Extracted data entries:

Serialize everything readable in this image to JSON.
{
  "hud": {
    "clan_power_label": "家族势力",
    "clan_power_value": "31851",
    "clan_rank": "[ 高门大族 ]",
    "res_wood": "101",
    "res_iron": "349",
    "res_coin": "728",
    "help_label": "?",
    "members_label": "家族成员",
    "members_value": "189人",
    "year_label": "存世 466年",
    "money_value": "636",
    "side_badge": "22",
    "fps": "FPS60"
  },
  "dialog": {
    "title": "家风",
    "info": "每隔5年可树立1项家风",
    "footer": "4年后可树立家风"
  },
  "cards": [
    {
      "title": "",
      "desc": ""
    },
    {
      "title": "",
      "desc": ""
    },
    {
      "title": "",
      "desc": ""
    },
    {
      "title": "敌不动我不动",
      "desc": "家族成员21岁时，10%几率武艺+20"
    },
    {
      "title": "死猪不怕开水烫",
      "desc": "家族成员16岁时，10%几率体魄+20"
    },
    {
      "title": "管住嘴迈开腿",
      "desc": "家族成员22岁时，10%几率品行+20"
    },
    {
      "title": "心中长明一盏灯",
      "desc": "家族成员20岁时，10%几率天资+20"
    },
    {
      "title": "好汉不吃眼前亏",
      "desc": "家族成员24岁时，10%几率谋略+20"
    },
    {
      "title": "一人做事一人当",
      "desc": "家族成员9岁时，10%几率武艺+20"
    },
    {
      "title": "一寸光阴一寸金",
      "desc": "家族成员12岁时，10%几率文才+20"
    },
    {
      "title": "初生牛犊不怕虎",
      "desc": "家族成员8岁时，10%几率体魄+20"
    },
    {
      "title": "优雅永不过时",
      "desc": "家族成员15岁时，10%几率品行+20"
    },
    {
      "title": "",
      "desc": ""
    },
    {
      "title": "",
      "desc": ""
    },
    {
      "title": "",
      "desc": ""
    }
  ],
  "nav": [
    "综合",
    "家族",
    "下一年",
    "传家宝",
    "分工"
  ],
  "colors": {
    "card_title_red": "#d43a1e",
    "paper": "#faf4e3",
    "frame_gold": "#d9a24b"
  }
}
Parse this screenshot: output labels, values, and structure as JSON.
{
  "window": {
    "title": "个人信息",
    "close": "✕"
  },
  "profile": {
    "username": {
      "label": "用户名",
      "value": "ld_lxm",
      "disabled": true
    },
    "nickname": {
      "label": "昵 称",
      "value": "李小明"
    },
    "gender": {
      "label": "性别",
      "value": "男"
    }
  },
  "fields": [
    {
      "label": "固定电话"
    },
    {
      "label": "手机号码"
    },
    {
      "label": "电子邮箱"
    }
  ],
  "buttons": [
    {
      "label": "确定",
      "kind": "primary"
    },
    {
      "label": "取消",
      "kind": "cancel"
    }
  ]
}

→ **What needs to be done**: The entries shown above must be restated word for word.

→ **Written response**:
Serialize everything readable in this image to JSON.
{
  "hud": {
    "clan_power_label": "家族势力",
    "clan_power_value": "31851",
    "clan_rank": "[ 高门大族 ]",
    "res_wood": "101",
    "res_iron": "349",
    "res_coin": "728",
    "help_label": "?",
    "members_label": "家族成员",
    "members_value": "189人",
    "year_label": "存世 466年",
    "money_value": "636",
    "side_badge": "22",
    "fps": "FPS60"
  },
  "dialog": {
    "title": "家风",
    "info": "每隔5年可树立1项家风",
    "footer": "4年后可树立家风"
  },
  "cards": [
    {
      "title": "",
      "desc": ""
    },
    {
      "title": "",
      "desc": ""
    },
    {
      "title": "",
      "desc": ""
    },
    {
      "title": "敌不动我不动",
      "desc": "家族成员21岁时，10%几率武艺+20"
    },
    {
      "title": "死猪不怕开水烫",
      "desc": "家族成员16岁时，10%几率体魄+20"
    },
    {
      "title": "管住嘴迈开腿",
      "desc": "家族成员22岁时，10%几率品行+20"
    },
    {
      "title": "心中长明一盏灯",
      "desc": "家族成员20岁时，10%几率天资+20"
    },
    {
      "title": "好汉不吃眼前亏",
      "desc": "家族成员24岁时，10%几率谋略+20"
    },
    {
      "title": "一人做事一人当",
      "desc": "家族成员9岁时，10%几率武艺+20"
    },
    {
      "title": "一寸光阴一寸金",
      "desc": "家族成员12岁时，10%几率文才+20"
    },
    {
      "title": "初生牛犊不怕虎",
      "desc": "家族成员8岁时，10%几率体魄+20"
    },
    {
      "title": "优雅永不过时",
      "desc": "家族成员15岁时，10%几率品行+20"
    },
    {
      "title": "",
      "desc": ""
    },
    {
      "title": "",
      "desc": ""
    },
    {
      "title": "",
      "desc": ""
    }
  ],
  "nav": [
    "综合",
    "家族",
    "下一年",
    "传家宝",
    "分工"
  ],
  "colors": {
    "card_title_red": "#d43a1e",
    "paper": "#faf4e3",
    "frame_gold": "#d9a24b"
  }
}
Parse this screenshot: output labels, values, and structure as JSON.
{
  "window": {
    "title": "个人信息",
    "close": "✕"
  },
  "profile": {
    "username": {
      "label": "用户名",
      "value": "ld_lxm",
      "disabled": true
    },
    "nickname": {
      "label": "昵 称",
      "value": "李小明"
    },
    "gender": {
      "label": "性别",
      "value": "男"
    }
  },
  "fields": [
    {
      "label": "固定电话"
    },
    {
      "label": "手机号码"
    },
    {
      "label": "电子邮箱"
    }
  ],
  "buttons": [
    {
      "label": "确定",
      "kind": "primary"
    },
    {
      "label": "取消",
      "kind": "cancel"
    }
  ]
}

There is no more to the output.